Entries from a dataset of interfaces
-*-

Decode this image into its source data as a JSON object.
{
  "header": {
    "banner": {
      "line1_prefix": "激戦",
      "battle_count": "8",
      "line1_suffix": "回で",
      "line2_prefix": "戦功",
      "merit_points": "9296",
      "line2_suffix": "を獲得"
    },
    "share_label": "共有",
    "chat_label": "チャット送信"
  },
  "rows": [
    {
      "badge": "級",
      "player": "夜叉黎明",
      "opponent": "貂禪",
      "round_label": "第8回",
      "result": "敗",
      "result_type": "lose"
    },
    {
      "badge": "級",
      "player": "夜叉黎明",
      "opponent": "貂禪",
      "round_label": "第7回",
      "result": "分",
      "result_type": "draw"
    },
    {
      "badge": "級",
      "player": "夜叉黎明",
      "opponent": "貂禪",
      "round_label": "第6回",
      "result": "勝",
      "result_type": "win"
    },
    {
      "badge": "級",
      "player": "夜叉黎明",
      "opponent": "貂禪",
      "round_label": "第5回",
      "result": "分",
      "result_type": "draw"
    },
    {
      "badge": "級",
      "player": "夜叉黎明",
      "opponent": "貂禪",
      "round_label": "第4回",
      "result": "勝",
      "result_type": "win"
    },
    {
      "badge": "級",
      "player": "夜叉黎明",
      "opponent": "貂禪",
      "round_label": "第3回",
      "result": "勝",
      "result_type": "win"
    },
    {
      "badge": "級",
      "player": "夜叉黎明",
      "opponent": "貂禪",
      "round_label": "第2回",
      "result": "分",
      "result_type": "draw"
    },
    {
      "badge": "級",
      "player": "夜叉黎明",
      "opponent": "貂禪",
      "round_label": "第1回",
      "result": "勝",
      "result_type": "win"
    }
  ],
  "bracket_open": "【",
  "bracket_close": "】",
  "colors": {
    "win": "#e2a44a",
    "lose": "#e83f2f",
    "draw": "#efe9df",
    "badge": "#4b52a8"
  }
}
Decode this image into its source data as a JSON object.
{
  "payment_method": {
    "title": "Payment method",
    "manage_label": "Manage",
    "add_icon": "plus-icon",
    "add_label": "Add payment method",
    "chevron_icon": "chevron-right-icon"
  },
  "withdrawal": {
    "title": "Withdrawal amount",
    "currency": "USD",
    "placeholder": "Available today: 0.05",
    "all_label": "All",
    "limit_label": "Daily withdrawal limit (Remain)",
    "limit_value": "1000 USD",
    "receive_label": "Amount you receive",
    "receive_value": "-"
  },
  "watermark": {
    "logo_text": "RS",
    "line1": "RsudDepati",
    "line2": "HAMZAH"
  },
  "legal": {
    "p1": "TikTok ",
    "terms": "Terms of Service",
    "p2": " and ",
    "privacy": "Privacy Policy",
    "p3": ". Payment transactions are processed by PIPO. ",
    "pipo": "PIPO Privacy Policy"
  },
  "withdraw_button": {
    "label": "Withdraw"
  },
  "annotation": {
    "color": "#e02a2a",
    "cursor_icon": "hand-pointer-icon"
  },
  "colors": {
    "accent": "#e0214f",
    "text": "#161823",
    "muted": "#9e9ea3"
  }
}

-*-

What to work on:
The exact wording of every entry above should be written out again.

Task output:
Decode this image into its source data as a JSON object.
{
  "header": {
    "banner": {
      "line1_prefix": "激戦",
      "battle_count": "8",
      "line1_suffix": "回で",
      "line2_prefix": "戦功",
      "merit_points": "9296",
      "line2_suffix": "を獲得"
    },
    "share_label": "共有",
    "chat_label": "チャット送信"
  },
  "rows": [
    {
      "badge": "級",
      "player": "夜叉黎明",
      "opponent": "貂禪",
      "round_label": "第8回",
      "result": "敗",
      "result_type": "lose"
    },
    {
      "badge": "級",
      "player": "夜叉黎明",
      "opponent": "貂禪",
      "round_label": "第7回",
      "result": "分",
      "result_type": "draw"
    },
    {
      "badge": "級",
      "player": "夜叉黎明",
      "opponent": "貂禪",
      "round_label": "第6回",
      "result": "勝",
      "result_type": "win"
    },
    {
      "badge": "級",
      "player": "夜叉黎明",
      "opponent": "貂禪",
      "round_label": "第5回",
      "result": "分",
      "result_type": "draw"
    },
    {
      "badge": "級",
      "player": "夜叉黎明",
      "opponent": "貂禪",
      "round_label": "第4回",
      "result": "勝",
      "result_type": "win"
    },
    {
      "badge": "級",
      "player": "夜叉黎明",
      "opponent": "貂禪",
      "round_label": "第3回",
      "result": "勝",
      "result_type": "win"
    },
    {
      "badge": "級",
      "player": "夜叉黎明",
      "opponent": "貂禪",
      "round_label": "第2回",
      "result": "分",
      "result_type": "draw"
    },
    {
      "badge": "級",
      "player": "夜叉黎明",
      "opponent": "貂禪",
      "round_label": "第1回",
      "result": "勝",
      "result_type": "win"
    }
  ],
  "bracket_open": "【",
  "bracket_close": "】",
  "colors": {
    "win": "#e2a44a",
    "lose": "#e83f2f",
    "draw": "#efe9df",
    "badge": "#4b52a8"
  }
}
Decode this image into its source data as a JSON object.
{
  "payment_method": {
    "title": "Payment method",
    "manage_label": "Manage",
    "add_icon": "plus-icon",
    "add_label": "Add payment method",
    "chevron_icon": "chevron-right-icon"
  },
  "withdrawal": {
    "title": "Withdrawal amount",
    "currency": "USD",
    "placeholder": "Available today: 0.05",
    "all_label": "All",
    "limit_label": "Daily withdrawal limit (Remain)",
    "limit_value": "1000 USD",
    "receive_label": "Amount you receive",
    "receive_value": "-"
  },
  "watermark": {
    "logo_text": "RS",
    "line1": "RsudDepati",
    "line2": "HAMZAH"
  },
  "legal": {
    "p1": "TikTok ",
    "terms": "Terms of Service",
    "p2": " and ",
    "privacy": "Privacy Policy",
    "p3": ". Payment transactions are processed by PIPO. ",
    "pipo": "PIPO Privacy Policy"
  },
  "withdraw_button": {
    "label": "Withdraw"
  },
  "annotation": {
    "color": "#e02a2a",
    "cursor_icon": "hand-pointer-icon"
  },
  "colors": {
    "accent": "#e0214f",
    "text": "#161823",
    "muted": "#9e9ea3"
  }
}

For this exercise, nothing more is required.